by Ian Ker
Oxford University Press, 192 pages, paperback
Released on October 28, 2014
John Henry Newman is often described as “the Father of the Second Vatican Council.” He anticipated most of the Council’s major documents, as well as being an inspiration to the theologians who were behind them. His writings offer an illuminating commentary both on the teachings of the Council and the way these have been implemented and interpreted in the post-conciliar period. This book is the first sustained attempt to consider what Newman’s reaction to Vatican II would have been. As a theologian who on his own admission fought throughout his life against theological liberalism, yet who pioneered many of the themes of the Council in his own day, Newman is best described as a conservative radical who cannot be classed simply as either a conservative or liberal Catholic. At the time of the First Vatican Council, Newman adumbrated in his private letters a mini-theology of Councils, which casts much light on Vatican II and its aftermath.
by Austen Ivereigh
Henry Holt and Co., 464 pages, hardcover
Released on November 25, 2014
An expansive and deeply contextual work, at its heart The Great Reformer is about the intersection of faith and politics–the tension between the pope’s innovative vision for the Church and the obstacles he faces in an institution still strongly defined by its conservative past. Based on extensive interviews in Argentina and years of study of the Catholic Church, Ivereigh tells the story not only of Jorge Mario Bergoglio, the remarkable man whose background and total commitment to the discernment of God’s will transformed him into Pope Francis–but the story of why the Catholic Church chose him as their leader.

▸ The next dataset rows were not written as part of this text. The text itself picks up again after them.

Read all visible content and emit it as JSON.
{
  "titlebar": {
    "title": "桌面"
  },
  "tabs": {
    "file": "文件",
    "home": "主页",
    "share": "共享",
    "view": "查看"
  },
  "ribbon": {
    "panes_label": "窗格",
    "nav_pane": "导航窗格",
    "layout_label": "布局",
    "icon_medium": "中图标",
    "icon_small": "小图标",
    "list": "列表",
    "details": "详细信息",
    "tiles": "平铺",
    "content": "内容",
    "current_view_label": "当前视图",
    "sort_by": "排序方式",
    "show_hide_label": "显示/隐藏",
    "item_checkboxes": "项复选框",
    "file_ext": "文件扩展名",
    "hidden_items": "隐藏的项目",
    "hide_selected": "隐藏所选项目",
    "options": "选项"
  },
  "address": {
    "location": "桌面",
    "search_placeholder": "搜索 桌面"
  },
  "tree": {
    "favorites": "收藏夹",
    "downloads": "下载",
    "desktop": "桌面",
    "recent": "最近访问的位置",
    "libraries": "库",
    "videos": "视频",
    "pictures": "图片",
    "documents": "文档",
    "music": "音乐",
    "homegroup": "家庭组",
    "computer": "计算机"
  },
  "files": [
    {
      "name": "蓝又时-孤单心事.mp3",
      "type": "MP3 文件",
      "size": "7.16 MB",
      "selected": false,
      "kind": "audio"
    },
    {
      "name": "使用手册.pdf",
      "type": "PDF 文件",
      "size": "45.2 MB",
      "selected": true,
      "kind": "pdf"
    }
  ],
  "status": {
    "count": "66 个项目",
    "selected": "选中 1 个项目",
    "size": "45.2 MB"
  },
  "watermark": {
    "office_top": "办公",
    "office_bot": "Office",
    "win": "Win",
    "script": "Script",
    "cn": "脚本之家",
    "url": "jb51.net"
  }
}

With the Francis Revolution just beginning, this biography will provide never-before-explained context on how one man’s ambitious program began–and how it will likely end–through an investigation of Francis’s youth growing up in Buenos Aires and the dramatic events during the Perón era that shaped his beliefs; his ongoing conflicts and disillusionment with the ensuing doctrines of an authoritarian and militaristic government in the 1970s; how his Jesuit training in Argentina and Chile gave him a unique understanding and advocacy for a “Church of the Poor”; and his rise from Cardinal to the papacy.
What new and notable books are you looking forward to?